### Work instructions
Below are some entries; state how many of their lines contain the word "Ejercicios", with nothing else in the reply.

### Records provided
========

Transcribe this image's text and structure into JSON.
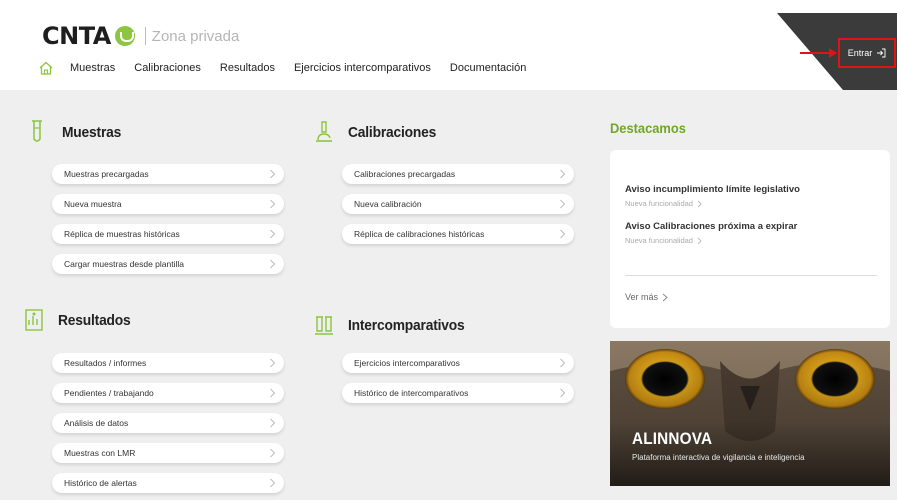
{
  "header": {
    "logo_text": "CNTA",
    "zone_label": "Zona privada",
    "nav": [
      "Muestras",
      "Calibraciones",
      "Resultados",
      "Ejercicios intercomparativos",
      "Documentación"
    ],
    "login_label": "Entrar"
  },
  "sections": {
    "muestras": {
      "title": "Muestras",
      "items": [
        "Muestras precargadas",
        "Nueva muestra",
        "Réplica de muestras históricas",
        "Cargar muestras desde plantilla"
      ]
    },
    "calibraciones": {
      "title": "Calibraciones",
      "items": [
        "Calibraciones precargadas",
        "Nueva calibración",
        "Réplica de calibraciones históricas"
      ]
    },
    "resultados": {
      "title": "Resultados",
      "items": [
        "Resultados / informes",
        "Pendientes / trabajando",
        "Análisis de datos",
        "Muestras con LMR",
        "Histórico de alertas"
      ]
    },
    "intercomparativos": {
      "title": "Intercomparativos",
      "items": [
        "Ejercicios intercomparativos",
        "Histórico de intercomparativos"
      ]
    }
  },
  "destacamos": {
    "title": "Destacamos",
    "items": [
      {
        "title": "Aviso incumplimiento límite legislativo",
        "sub": "Nueva funcionalidad"
      },
      {
        "title": "Aviso Calibraciones próxima a expirar",
        "sub": "Nueva funcionalidad"
      }
    ],
    "more_label": "Ver más"
  },
  "banner": {
    "title": "ALINNOVA",
    "subtitle": "Plataforma interactiva de vigilancia e inteligencia"
  },
  "colors": {
    "accent_green": "#8cc63f",
    "highlight_red": "#e01414",
    "dark_header": "#3b3b3b"
  },
  "icons": [
    "home-icon",
    "test-tube-icon",
    "microscope-icon",
    "clipboard-chart-icon",
    "lab-flasks-icon",
    "chevron-right-icon",
    "login-icon"
  ]
}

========

### Response below
2